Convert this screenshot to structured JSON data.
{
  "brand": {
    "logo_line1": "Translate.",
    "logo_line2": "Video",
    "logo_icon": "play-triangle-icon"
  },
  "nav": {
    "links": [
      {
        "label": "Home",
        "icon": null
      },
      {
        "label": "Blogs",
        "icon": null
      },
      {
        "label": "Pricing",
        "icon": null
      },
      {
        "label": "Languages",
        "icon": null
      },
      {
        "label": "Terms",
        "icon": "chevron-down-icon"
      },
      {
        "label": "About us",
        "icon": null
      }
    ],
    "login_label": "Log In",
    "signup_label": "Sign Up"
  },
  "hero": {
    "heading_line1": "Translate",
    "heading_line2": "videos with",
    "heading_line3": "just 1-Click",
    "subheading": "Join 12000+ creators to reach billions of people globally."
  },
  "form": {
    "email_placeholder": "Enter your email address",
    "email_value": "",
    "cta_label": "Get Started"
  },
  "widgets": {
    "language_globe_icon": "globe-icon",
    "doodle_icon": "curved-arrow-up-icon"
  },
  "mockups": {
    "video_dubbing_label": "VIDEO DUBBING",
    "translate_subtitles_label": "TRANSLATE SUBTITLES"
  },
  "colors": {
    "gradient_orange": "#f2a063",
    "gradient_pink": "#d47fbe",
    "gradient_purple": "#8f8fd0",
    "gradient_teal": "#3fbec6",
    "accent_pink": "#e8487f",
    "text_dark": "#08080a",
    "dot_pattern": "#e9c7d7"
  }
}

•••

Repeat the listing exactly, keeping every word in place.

> Answer space:
Convert this screenshot to structured JSON data.
{
  "brand": {
    "logo_line1": "Translate.",
    "logo_line2": "Video",
    "logo_icon": "play-triangle-icon"
  },
  "nav": {
    "links": [
      {
        "label": "Home",
        "icon": null
      },
      {
        "label": "Blogs",
        "icon": null
      },
      {
        "label": "Pricing",
        "icon": null
      },
      {
        "label": "Languages",
        "icon": null
      },
      {
        "label": "Terms",
        "icon": "chevron-down-icon"
      },
      {
        "label": "About us",
        "icon": null
      }
    ],
    "login_label": "Log In",
    "signup_label": "Sign Up"
  },
  "hero": {
    "heading_line1": "Translate",
    "heading_line2": "videos with",
    "heading_line3": "just 1-Click",
    "subheading": "Join 12000+ creators to reach billions of people globally."
  },
  "form": {
    "email_placeholder": "Enter your email address",
    "email_value": "",
    "cta_label": "Get Started"
  },
  "widgets": {
    "language_globe_icon": "globe-icon",
    "doodle_icon": "curved-arrow-up-icon"
  },
  "mockups": {
    "video_dubbing_label": "VIDEO DUBBING",
    "translate_subtitles_label": "TRANSLATE SUBTITLES"
  },
  "colors": {
    "gradient_orange": "#f2a063",
    "gradient_pink": "#d47fbe",
    "gradient_purple": "#8f8fd0",
    "gradient_teal": "#3fbec6",
    "accent_pink": "#e8487f",
    "text_dark": "#08080a",
    "dot_pattern": "#e9c7d7"
  }
}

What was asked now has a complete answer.